» What you have to do
Find the lines of data that contain the string "value", then list them.

::: Dataset content :::

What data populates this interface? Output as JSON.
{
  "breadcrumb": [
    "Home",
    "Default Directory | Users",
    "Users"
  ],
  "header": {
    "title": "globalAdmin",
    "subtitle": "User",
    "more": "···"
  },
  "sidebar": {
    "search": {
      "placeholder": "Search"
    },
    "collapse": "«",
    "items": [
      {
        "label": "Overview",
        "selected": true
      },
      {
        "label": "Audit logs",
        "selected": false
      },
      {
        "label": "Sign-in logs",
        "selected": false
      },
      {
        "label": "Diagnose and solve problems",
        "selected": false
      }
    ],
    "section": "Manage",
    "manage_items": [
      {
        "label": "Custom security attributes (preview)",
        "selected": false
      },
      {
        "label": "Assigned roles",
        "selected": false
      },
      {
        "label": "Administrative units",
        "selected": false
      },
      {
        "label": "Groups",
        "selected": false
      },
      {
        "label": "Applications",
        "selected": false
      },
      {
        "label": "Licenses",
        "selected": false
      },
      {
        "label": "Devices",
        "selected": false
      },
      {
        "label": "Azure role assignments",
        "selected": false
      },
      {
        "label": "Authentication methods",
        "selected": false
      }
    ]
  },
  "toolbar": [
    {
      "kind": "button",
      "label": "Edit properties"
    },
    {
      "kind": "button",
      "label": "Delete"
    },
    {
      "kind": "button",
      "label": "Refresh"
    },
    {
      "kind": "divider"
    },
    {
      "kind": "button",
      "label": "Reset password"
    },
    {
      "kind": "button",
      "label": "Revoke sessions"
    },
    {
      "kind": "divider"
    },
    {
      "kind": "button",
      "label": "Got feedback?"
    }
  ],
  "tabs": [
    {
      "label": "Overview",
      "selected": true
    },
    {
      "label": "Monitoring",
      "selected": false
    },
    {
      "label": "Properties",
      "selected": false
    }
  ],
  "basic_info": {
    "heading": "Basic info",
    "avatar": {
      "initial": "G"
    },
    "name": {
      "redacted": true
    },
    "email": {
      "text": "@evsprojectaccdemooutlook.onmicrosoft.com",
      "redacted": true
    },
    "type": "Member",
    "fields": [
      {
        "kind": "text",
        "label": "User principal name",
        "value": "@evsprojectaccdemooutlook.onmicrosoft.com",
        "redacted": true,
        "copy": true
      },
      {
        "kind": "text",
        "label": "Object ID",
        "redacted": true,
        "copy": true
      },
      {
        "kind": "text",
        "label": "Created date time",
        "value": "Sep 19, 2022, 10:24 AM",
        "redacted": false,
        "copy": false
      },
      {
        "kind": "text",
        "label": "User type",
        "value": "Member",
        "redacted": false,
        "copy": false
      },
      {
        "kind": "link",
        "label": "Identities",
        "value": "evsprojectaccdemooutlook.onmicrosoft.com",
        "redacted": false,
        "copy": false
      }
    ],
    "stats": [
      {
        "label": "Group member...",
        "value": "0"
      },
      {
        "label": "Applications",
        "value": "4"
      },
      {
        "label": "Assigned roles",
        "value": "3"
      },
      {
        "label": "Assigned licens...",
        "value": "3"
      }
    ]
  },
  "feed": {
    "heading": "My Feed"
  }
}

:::

» Solution to this problem
        "value": "@evsprojectaccdemooutlook.onmicrosoft.com",
        "value": "Sep 19, 2022, 10:24 AM",
        "value": "Member",
        "value": "evsprojectaccdemooutlook.onmicrosoft.com",
        "value": "0"
        "value": "4"
        "value": "3"
        "value": "3"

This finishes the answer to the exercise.